UnitedHealth sued by U.S. government over Medicare charges

February 17, 2017
(Reuters) - The U.S. Justice Department has joined a whistleblower lawsuit against UnitedHealth Group Inc. that claims the country's largest health insurer and its units and affiliates overcharged Medicare hundreds of millions of dollars, a law firm representing the whistleblower said on Thursday.

"We reject these more than five-year-old claims and will contest them vigorously," UnitedHealth spokesman Matthew Burns said in a statement.

The lawsuit, filed in 2011 and unsealed on Thursday, alleges UnitedHealth Group overcharged Medicare by claiming the federal health insurance program's members nationwide were sicker than they were, according to the law firm Constantine Cannon LLP.

The Justice Department has also joined in allegations against WellMed Medical Management Inc., a Texas-based health care company UnitedHealth bought in 2011.

The lawsuit by whistleblower Benjamin Poehling, a former UnitedHealth executive, has been kept under seal in federal court in Los Angeles while the Justice Department investigated the claims for the past five years. Constantine Cannon posted the lawsuit online when it was unsealed on Thursday.

No total damages were specified in the lawsuit.

(Reporting by Akankshita Mukhopadhyay and Laharee Chatterjee in Bengaluru; Editing by Lisa Shumaker)

More Business Affairs

Dr. Martin T. Rothman

Three ways providers can improve patient satisfaction with online forms

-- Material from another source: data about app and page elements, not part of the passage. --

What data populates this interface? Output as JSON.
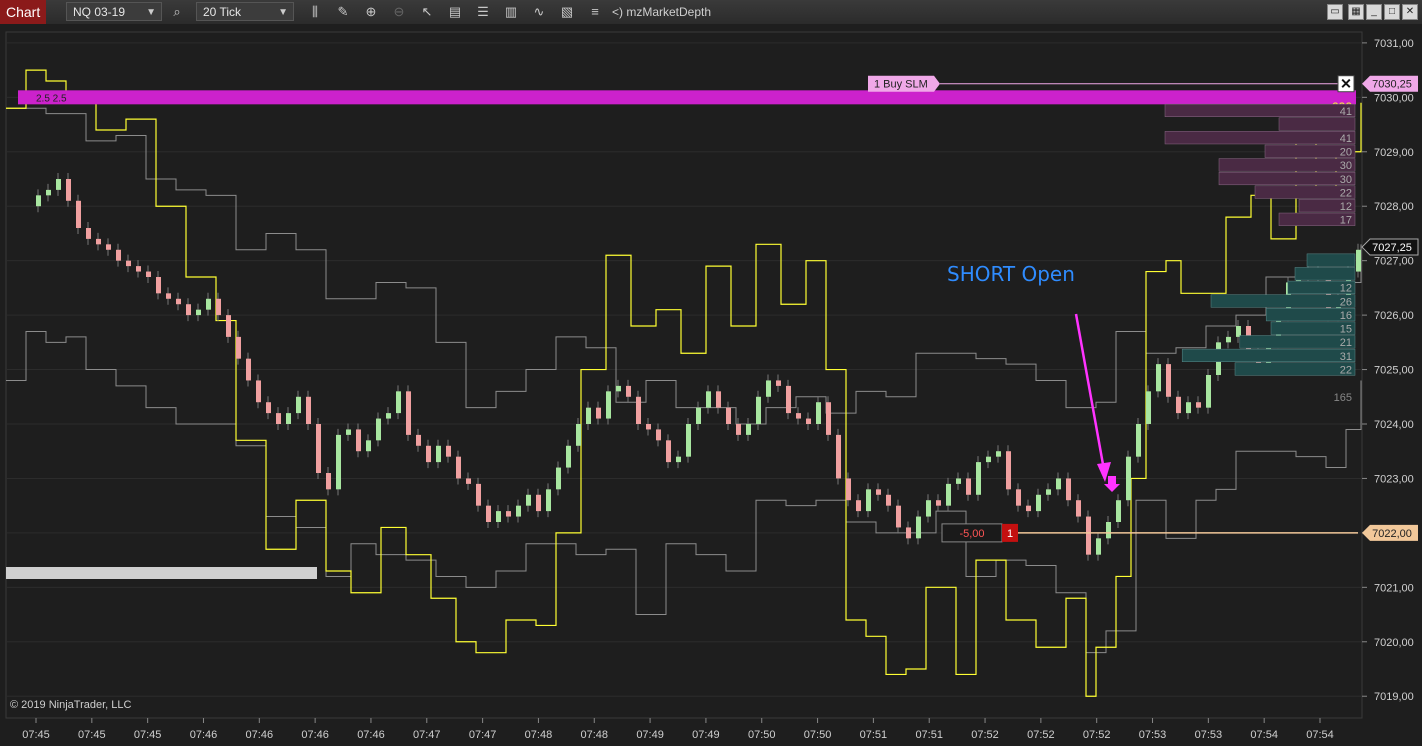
{
  "toolbar": {
    "tab_label": "Chart",
    "instrument": "NQ 03-19",
    "interval": "20 Tick",
    "indicator_label": "<)  mzMarketDepth",
    "icons": [
      "search-icon",
      "bar-chart-icon",
      "pencil-icon",
      "zoom-in-icon",
      "zoom-out-icon",
      "pointer-icon",
      "data-box-icon",
      "properties-icon",
      "indicators-icon",
      "strategies-icon",
      "templates-icon",
      "list-icon"
    ]
  },
  "annotation": "SHORT Open",
  "copyright": "© 2019 NinjaTrader, LLC",
  "colors": {
    "background": "#1e1e1e",
    "yellow_line": "#ffff33",
    "gray_line": "#8c8c8c",
    "up_bar": "#a8e6a0",
    "down_bar": "#f0a0a0",
    "magenta": "#cc22cc",
    "order_line": "#f2c89a",
    "depth_ask": "#4a2a44",
    "depth_bid": "#1f4a4a",
    "annotation": "#2f8cff"
  },
  "chart_data": {
    "type": "line",
    "y_tick_labels": [
      "7031,00",
      "7030,00",
      "7029,00",
      "7028,00",
      "7027,00",
      "7026,00",
      "7025,00",
      "7024,00",
      "7023,00",
      "7022,00",
      "7021,00",
      "7020,00",
      "7019,00"
    ],
    "y_ticks": [
      7031,
      7030,
      7029,
      7028,
      7027,
      7026,
      7025,
      7024,
      7023,
      7022,
      7021,
      7020,
      7019
    ],
    "ylim": [
      7018.6,
      7031.2
    ],
    "x_tick_labels": [
      "07:45",
      "07:45",
      "07:45",
      "07:46",
      "07:46",
      "07:46",
      "07:46",
      "07:47",
      "07:47",
      "07:48",
      "07:48",
      "07:49",
      "07:49",
      "07:50",
      "07:50",
      "07:51",
      "07:51",
      "07:52",
      "07:52",
      "07:52",
      "07:53",
      "07:53",
      "07:54",
      "07:54"
    ],
    "price_markers": [
      {
        "label": "7030,25",
        "value": 7030.25,
        "color": "#f0a8e8"
      },
      {
        "label": "7027,25",
        "value": 7027.25,
        "color": "#111111"
      },
      {
        "label": "7022,00",
        "value": 7022.0,
        "color": "#f2c89a"
      }
    ],
    "buy_order": {
      "label": "1  Buy SLM",
      "price": 7030.25
    },
    "position": {
      "pnl": "-5,00",
      "qty": "1",
      "price": 7022.0
    },
    "highlight_band": {
      "label": "2.5  2.5",
      "price": 7030.0
    },
    "volume_profile_label": "232",
    "ask_depth": [
      {
        "price": 7029.75,
        "size": "41",
        "bar": 0.95
      },
      {
        "price": 7029.5,
        "size": "",
        "bar": 0.38
      },
      {
        "price": 7029.25,
        "size": "41",
        "bar": 0.95
      },
      {
        "price": 7029.0,
        "size": "20",
        "bar": 0.45
      },
      {
        "price": 7028.75,
        "size": "30",
        "bar": 0.68
      },
      {
        "price": 7028.5,
        "size": "30",
        "bar": 0.68
      },
      {
        "price": 7028.25,
        "size": "22",
        "bar": 0.5
      },
      {
        "price": 7028.0,
        "size": "12",
        "bar": 0.28
      },
      {
        "price": 7027.75,
        "size": "17",
        "bar": 0.38
      }
    ],
    "bid_depth": [
      {
        "price": 7027.0,
        "size": "",
        "bar": 0.2
      },
      {
        "price": 7026.75,
        "size": "",
        "bar": 0.25
      },
      {
        "price": 7026.5,
        "size": "12",
        "bar": 0.28
      },
      {
        "price": 7026.25,
        "size": "26",
        "bar": 0.6
      },
      {
        "price": 7026.0,
        "size": "16",
        "bar": 0.37
      },
      {
        "price": 7025.75,
        "size": "15",
        "bar": 0.35
      },
      {
        "price": 7025.5,
        "size": "21",
        "bar": 0.48
      },
      {
        "price": 7025.25,
        "size": "31",
        "bar": 0.72
      },
      {
        "price": 7025.0,
        "size": "22",
        "bar": 0.5
      }
    ],
    "depth_bottom_label": "165",
    "yellow_line": [
      [
        0,
        7029.8
      ],
      [
        20,
        7030.5
      ],
      [
        40,
        7030.3
      ],
      [
        60,
        7030.0
      ],
      [
        90,
        7029.4
      ],
      [
        120,
        7029.6
      ],
      [
        150,
        7028.0
      ],
      [
        180,
        7026.7
      ],
      [
        210,
        7025.9
      ],
      [
        230,
        7023.7
      ],
      [
        260,
        7021.7
      ],
      [
        290,
        7022.6
      ],
      [
        320,
        7021.3
      ],
      [
        345,
        7020.9
      ],
      [
        375,
        7022.1
      ],
      [
        400,
        7021.6
      ],
      [
        425,
        7020.8
      ],
      [
        450,
        7020.0
      ],
      [
        470,
        7019.8
      ],
      [
        500,
        7020.4
      ],
      [
        530,
        7020.3
      ],
      [
        550,
        7022.0
      ],
      [
        575,
        7025.0
      ],
      [
        600,
        7027.1
      ],
      [
        625,
        7025.8
      ],
      [
        650,
        7026.1
      ],
      [
        675,
        7025.3
      ],
      [
        700,
        7026.9
      ],
      [
        725,
        7025.8
      ],
      [
        750,
        7027.3
      ],
      [
        775,
        7026.2
      ],
      [
        800,
        7027.0
      ],
      [
        820,
        7025.0
      ],
      [
        840,
        7020.4
      ],
      [
        860,
        7020.1
      ],
      [
        880,
        7019.4
      ],
      [
        900,
        7019.5
      ],
      [
        920,
        7021.0
      ],
      [
        950,
        7019.4
      ],
      [
        970,
        7021.5
      ],
      [
        1000,
        7020.4
      ],
      [
        1030,
        7019.9
      ],
      [
        1060,
        7020.8
      ],
      [
        1080,
        7019.0
      ],
      [
        1090,
        7019.9
      ],
      [
        1110,
        7021.2
      ],
      [
        1125,
        7023.0
      ],
      [
        1140,
        7026.8
      ],
      [
        1160,
        7027.0
      ],
      [
        1175,
        7026.4
      ],
      [
        1200,
        7026.4
      ],
      [
        1220,
        7027.8
      ],
      [
        1245,
        7028.2
      ],
      [
        1265,
        7027.4
      ],
      [
        1290,
        7029.2
      ],
      [
        1310,
        7028.3
      ],
      [
        1330,
        7029.0
      ],
      [
        1355,
        7029.9
      ]
    ],
    "gray_line": [
      [
        0,
        7024.8
      ],
      [
        20,
        7025.7
      ],
      [
        40,
        7025.5
      ],
      [
        60,
        7025.6
      ],
      [
        80,
        7025.0
      ],
      [
        110,
        7024.7
      ],
      [
        140,
        7024.3
      ],
      [
        170,
        7024.0
      ],
      [
        200,
        7024.0
      ],
      [
        230,
        7023.6
      ],
      [
        260,
        7022.3
      ],
      [
        290,
        7022.1
      ],
      [
        320,
        7021.2
      ],
      [
        345,
        7021.8
      ],
      [
        370,
        7021.6
      ],
      [
        400,
        7021.5
      ],
      [
        430,
        7021.2
      ],
      [
        460,
        7021.0
      ],
      [
        490,
        7021.3
      ],
      [
        520,
        7021.8
      ],
      [
        550,
        7021.8
      ],
      [
        570,
        7021.6
      ],
      [
        600,
        7021.7
      ],
      [
        630,
        7020.5
      ],
      [
        660,
        7021.8
      ],
      [
        690,
        7021.6
      ],
      [
        720,
        7021.3
      ],
      [
        750,
        7022.6
      ],
      [
        780,
        7022.5
      ],
      [
        810,
        7022.6
      ],
      [
        840,
        7022.2
      ],
      [
        870,
        7022.0
      ],
      [
        900,
        7022.0
      ],
      [
        930,
        7022.4
      ],
      [
        960,
        7021.2
      ],
      [
        990,
        7021.5
      ],
      [
        1020,
        7021.4
      ],
      [
        1050,
        7020.9
      ],
      [
        1080,
        7019.8
      ],
      [
        1100,
        7020.2
      ],
      [
        1130,
        7022.6
      ],
      [
        1160,
        7021.9
      ],
      [
        1190,
        7022.6
      ],
      [
        1210,
        7022.8
      ],
      [
        1230,
        7023.5
      ],
      [
        1260,
        7023.5
      ],
      [
        1290,
        7023.4
      ],
      [
        1320,
        7023.2
      ],
      [
        1340,
        7023.9
      ],
      [
        1355,
        7024.8
      ]
    ],
    "gray_line2": [
      [
        0,
        7029.8
      ],
      [
        40,
        7029.7
      ],
      [
        80,
        7029.2
      ],
      [
        110,
        7029.3
      ],
      [
        140,
        7028.5
      ],
      [
        170,
        7028.3
      ],
      [
        200,
        7028.2
      ],
      [
        230,
        7027.2
      ],
      [
        260,
        7027.5
      ],
      [
        290,
        7027.2
      ],
      [
        320,
        7026.3
      ],
      [
        345,
        7026.3
      ],
      [
        370,
        7026.6
      ],
      [
        400,
        7026.5
      ],
      [
        430,
        7025.5
      ],
      [
        460,
        7024.3
      ],
      [
        490,
        7024.6
      ],
      [
        520,
        7025.0
      ],
      [
        550,
        7025.6
      ],
      [
        580,
        7025.4
      ],
      [
        610,
        7024.4
      ],
      [
        640,
        7024.8
      ],
      [
        670,
        7024.3
      ],
      [
        700,
        7024.3
      ],
      [
        730,
        7024.0
      ],
      [
        760,
        7024.3
      ],
      [
        790,
        7024.5
      ],
      [
        820,
        7024.2
      ],
      [
        850,
        7024.6
      ],
      [
        880,
        7024.5
      ],
      [
        910,
        7025.3
      ],
      [
        940,
        7025.3
      ],
      [
        970,
        7025.2
      ],
      [
        1000,
        7025.1
      ],
      [
        1030,
        7024.8
      ],
      [
        1060,
        7024.3
      ],
      [
        1090,
        7024.4
      ],
      [
        1110,
        7025.7
      ],
      [
        1140,
        7025.3
      ],
      [
        1170,
        7025.4
      ],
      [
        1200,
        7025.8
      ],
      [
        1230,
        7026.0
      ],
      [
        1260,
        7026.7
      ],
      [
        1290,
        7026.7
      ],
      [
        1320,
        7026.6
      ],
      [
        1355,
        7027.3
      ]
    ],
    "bars_close": [
      [
        20,
        7028.0
      ],
      [
        30,
        7028.2
      ],
      [
        40,
        7028.3
      ],
      [
        50,
        7028.5
      ],
      [
        60,
        7028.1
      ],
      [
        70,
        7027.6
      ],
      [
        80,
        7027.4
      ],
      [
        90,
        7027.3
      ],
      [
        100,
        7027.2
      ],
      [
        110,
        7027.0
      ],
      [
        120,
        7026.9
      ],
      [
        130,
        7026.8
      ],
      [
        140,
        7026.7
      ],
      [
        150,
        7026.4
      ],
      [
        160,
        7026.3
      ],
      [
        170,
        7026.2
      ],
      [
        180,
        7026.0
      ],
      [
        190,
        7026.1
      ],
      [
        200,
        7026.3
      ],
      [
        210,
        7026.0
      ],
      [
        220,
        7025.6
      ],
      [
        230,
        7025.2
      ],
      [
        240,
        7024.8
      ],
      [
        250,
        7024.4
      ],
      [
        260,
        7024.2
      ],
      [
        270,
        7024.0
      ],
      [
        280,
        7024.2
      ],
      [
        290,
        7024.5
      ],
      [
        300,
        7024.0
      ],
      [
        310,
        7023.1
      ],
      [
        320,
        7022.8
      ],
      [
        330,
        7023.8
      ],
      [
        340,
        7023.9
      ],
      [
        350,
        7023.5
      ],
      [
        360,
        7023.7
      ],
      [
        370,
        7024.1
      ],
      [
        380,
        7024.2
      ],
      [
        390,
        7024.6
      ],
      [
        400,
        7023.8
      ],
      [
        410,
        7023.6
      ],
      [
        420,
        7023.3
      ],
      [
        430,
        7023.6
      ],
      [
        440,
        7023.4
      ],
      [
        450,
        7023.0
      ],
      [
        460,
        7022.9
      ],
      [
        470,
        7022.5
      ],
      [
        480,
        7022.2
      ],
      [
        490,
        7022.4
      ],
      [
        500,
        7022.3
      ],
      [
        510,
        7022.5
      ],
      [
        520,
        7022.7
      ],
      [
        530,
        7022.4
      ],
      [
        540,
        7022.8
      ],
      [
        550,
        7023.2
      ],
      [
        560,
        7023.6
      ],
      [
        570,
        7024.0
      ],
      [
        580,
        7024.3
      ],
      [
        590,
        7024.1
      ],
      [
        600,
        7024.6
      ],
      [
        610,
        7024.7
      ],
      [
        620,
        7024.5
      ],
      [
        630,
        7024.0
      ],
      [
        640,
        7023.9
      ],
      [
        650,
        7023.7
      ],
      [
        660,
        7023.3
      ],
      [
        670,
        7023.4
      ],
      [
        680,
        7024.0
      ],
      [
        690,
        7024.3
      ],
      [
        700,
        7024.6
      ],
      [
        710,
        7024.3
      ],
      [
        720,
        7024.0
      ],
      [
        730,
        7023.8
      ],
      [
        740,
        7024.0
      ],
      [
        750,
        7024.5
      ],
      [
        760,
        7024.8
      ],
      [
        770,
        7024.7
      ],
      [
        780,
        7024.2
      ],
      [
        790,
        7024.1
      ],
      [
        800,
        7024.0
      ],
      [
        810,
        7024.4
      ],
      [
        820,
        7023.8
      ],
      [
        830,
        7023.0
      ],
      [
        840,
        7022.6
      ],
      [
        850,
        7022.4
      ],
      [
        860,
        7022.8
      ],
      [
        870,
        7022.7
      ],
      [
        880,
        7022.5
      ],
      [
        890,
        7022.1
      ],
      [
        900,
        7021.9
      ],
      [
        910,
        7022.3
      ],
      [
        920,
        7022.6
      ],
      [
        930,
        7022.5
      ],
      [
        940,
        7022.9
      ],
      [
        950,
        7023.0
      ],
      [
        960,
        7022.7
      ],
      [
        970,
        7023.3
      ],
      [
        980,
        7023.4
      ],
      [
        990,
        7023.5
      ],
      [
        1000,
        7022.8
      ],
      [
        1010,
        7022.5
      ],
      [
        1020,
        7022.4
      ],
      [
        1030,
        7022.7
      ],
      [
        1040,
        7022.8
      ],
      [
        1050,
        7023.0
      ],
      [
        1060,
        7022.6
      ],
      [
        1070,
        7022.3
      ],
      [
        1080,
        7021.6
      ],
      [
        1090,
        7021.9
      ],
      [
        1100,
        7022.2
      ],
      [
        1110,
        7022.6
      ],
      [
        1120,
        7023.4
      ],
      [
        1130,
        7024.0
      ],
      [
        1140,
        7024.6
      ],
      [
        1150,
        7025.1
      ],
      [
        1160,
        7024.5
      ],
      [
        1170,
        7024.2
      ],
      [
        1180,
        7024.4
      ],
      [
        1190,
        7024.3
      ],
      [
        1200,
        7024.9
      ],
      [
        1210,
        7025.5
      ],
      [
        1220,
        7025.6
      ],
      [
        1230,
        7025.8
      ],
      [
        1240,
        7025.3
      ],
      [
        1250,
        7025.1
      ],
      [
        1260,
        7025.5
      ],
      [
        1270,
        7026.0
      ],
      [
        1280,
        7026.6
      ],
      [
        1290,
        7026.7
      ],
      [
        1300,
        7026.8
      ],
      [
        1310,
        7026.7
      ],
      [
        1320,
        7026.0
      ],
      [
        1330,
        7026.3
      ],
      [
        1340,
        7026.8
      ],
      [
        1350,
        7027.2
      ]
    ]
  }
}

Cerner head suggests negative reports about DoD contract may be 'fake news'

Strategies for rural health systems to remain competitive in today’s healthcare environment

Study finds ultrasound and mammo have highest no-show rates

FDA report opposes regulating third-party servicers

Change Healthcare, Adobe and Microsoft partner to address patient satisfaction

How SUD reprocessing delivers bigger value to health systems

Bronwen Taylor

Device recalls skyrocket by 126 percent in first quarter of 2018